How to Replace an Axe Handle

A red axe head embedded in a stump.
What You'll Need
Broken axe
Bench vise
Cold chisel
1/4-inch diameter mild steel rod
1/2-inch diameter mild steel rod
Replacement axe handle
Wood rasp
Two wood handle wedges
Four steel handle wedges
Wood finish

If you crack, split or break an axe handle, the safest thing to do is to replace it rather than wrap it with tape or try to fix it with epoxy glue. Other solutions can be extremely unsafe and they just don’t work in the long run. Replacing an axe handle is a difficult process, but definitely can be done in an afternoon of hard work. Here’s how.

Step 1 - Buy a New Handle

Go to a hardware store and locate the section with replacement handles for tools. Select an ash or hickory handle that is preferably unfinished. Bring your old axe with you to the store to help you match up the correct size . Also, get a couple wood handle wedges and twice as many steel handle wedges while you're there.

Step 2 - Remove the Old Handle

Begin by taking off the old handle. Saw it off close to the head of the axe, and then soak the head overnight in a bucket of water. Let it dry completely for a day afterward. The water will swell the wood, but then when it dries it will be looser than before and easier to remove.

Next, clamp the axe head into the vise. If there are wedges at the top of the handle, knock them out with the hammer and cold chisel. Open the vise again and turn the axe head upside down this time. Start with the largest diameter steel rod that will fit in the socket and begin tapping the handle out. A determined tapping should begin to break it up, but getting frustrated and driving the rod like a nail will not help. Work on different parts of the handle and not just one spot for the best results. If any handle bits remain jammed in the corners of the socket, use the smaller rod to punch them out. Ensure that the socket is completely clean before moving on.

Step 3 - Test Fit the New Handle

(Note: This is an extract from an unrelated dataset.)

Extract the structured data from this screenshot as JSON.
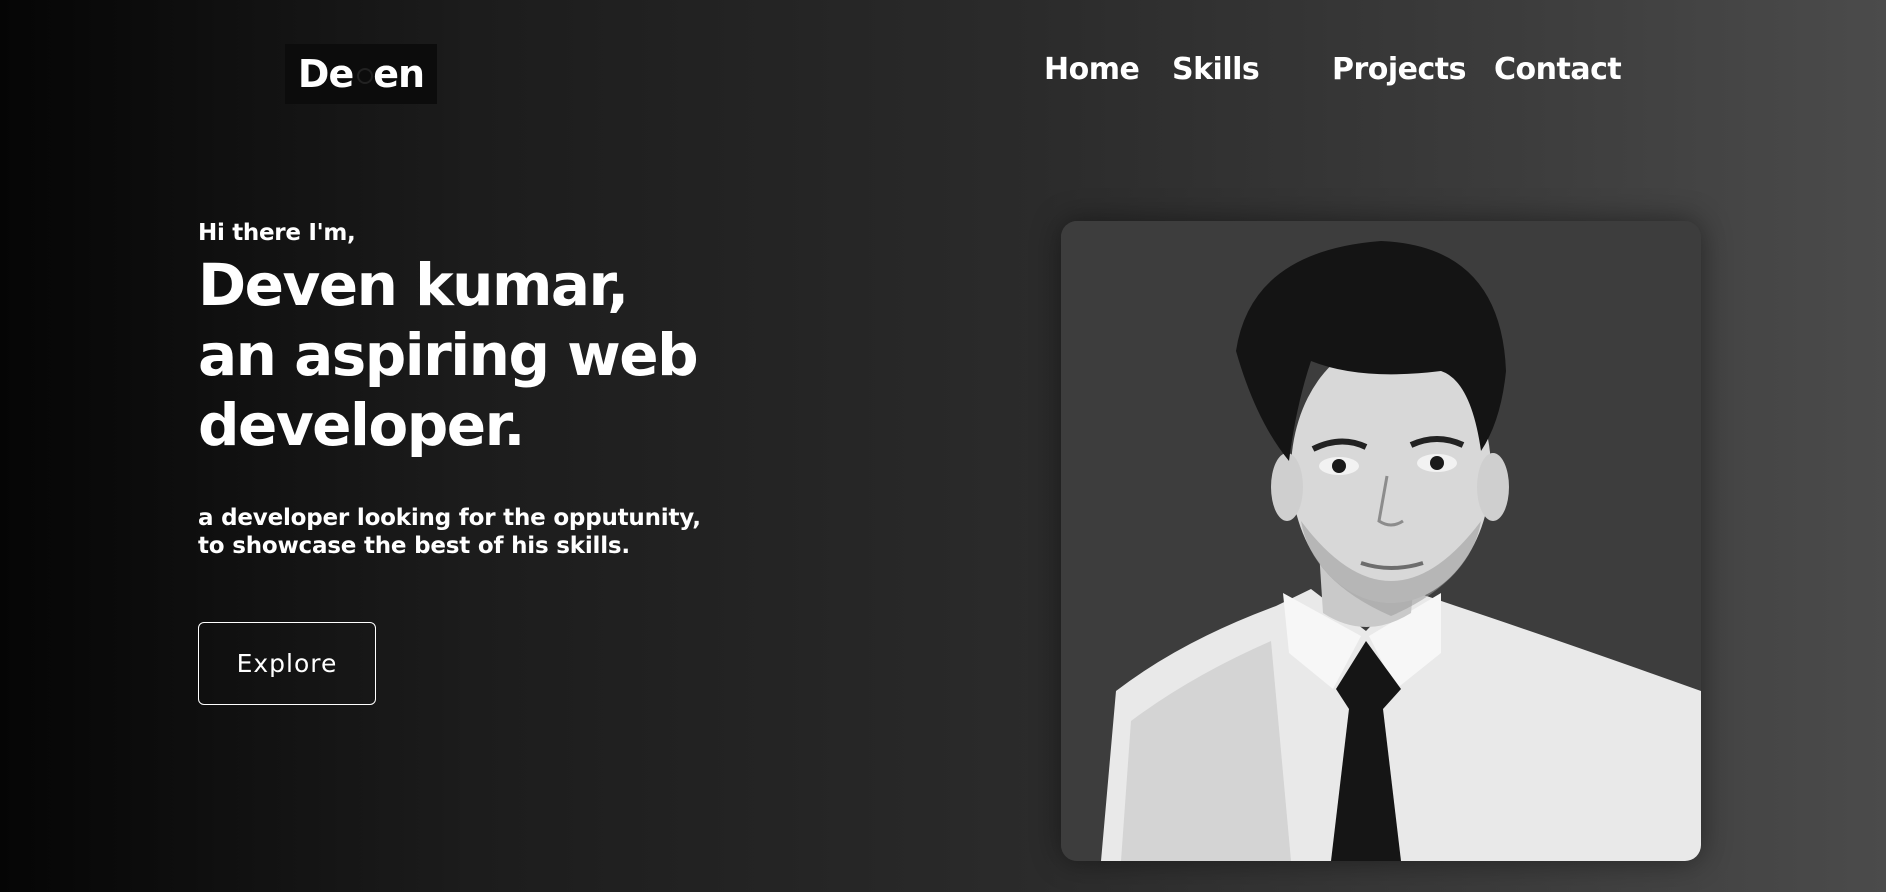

Keeping the axe head upside down in the vise, check to see if the new handle fits. It is goes in easily, it is the wrong handle. It should be just a little too big for the axe to fit correctly and tightly. Return this handle and get a new one if this is the case.

The handle should also have a saw kerf in the end, cut across the longest axis. The wooden wedge that you bought should be a little shorter than this slot.

Step 4 - File the Handle Sides

The sides of the axe socket are not parallel; toward the top, the opening widens. Use the rasp to carefully trim the handle down until it matches the bottom of the axe head socket, taking special care to not trim it so far that it doesn’t fit solid. The more careful you are at this stage, the longer the axe will last. Once the top of the handle has the exact fit, shave the sides of the handle down to a parallel section long enough to go completely through the socket.

Step 5 - Add the Wooden Wedge

Saw off any excess handle as close to the steel as possible. If the handle is tight in the head, the saw kerf would noticed earlier will probably be closed. However, you will still be inserting the wedges regardless. Line up the edge of the wooden wedge with the kerf and begin to tap it in with the hammer. Use light taps so as not to break the wedge. If you drive it as deep as possible and the wedge is still sticking out, cutting the remaining portion off.

Step 6 - Pound in the Steel Wedge

Place a steel wedge in the center of the handle head and pound it into the handle like a nail. It will split the wooden wedge in half and expand the handle in the other direction. Finish it off by driving it in with the cold chisel or punch at the end so the head of the wedge is just below the top of the handle.

Step 7 - Finish

With that, your new handle should fitted tightly into the old axe head. All that is left is to add your own finish and protectant to ensure the handle lasts.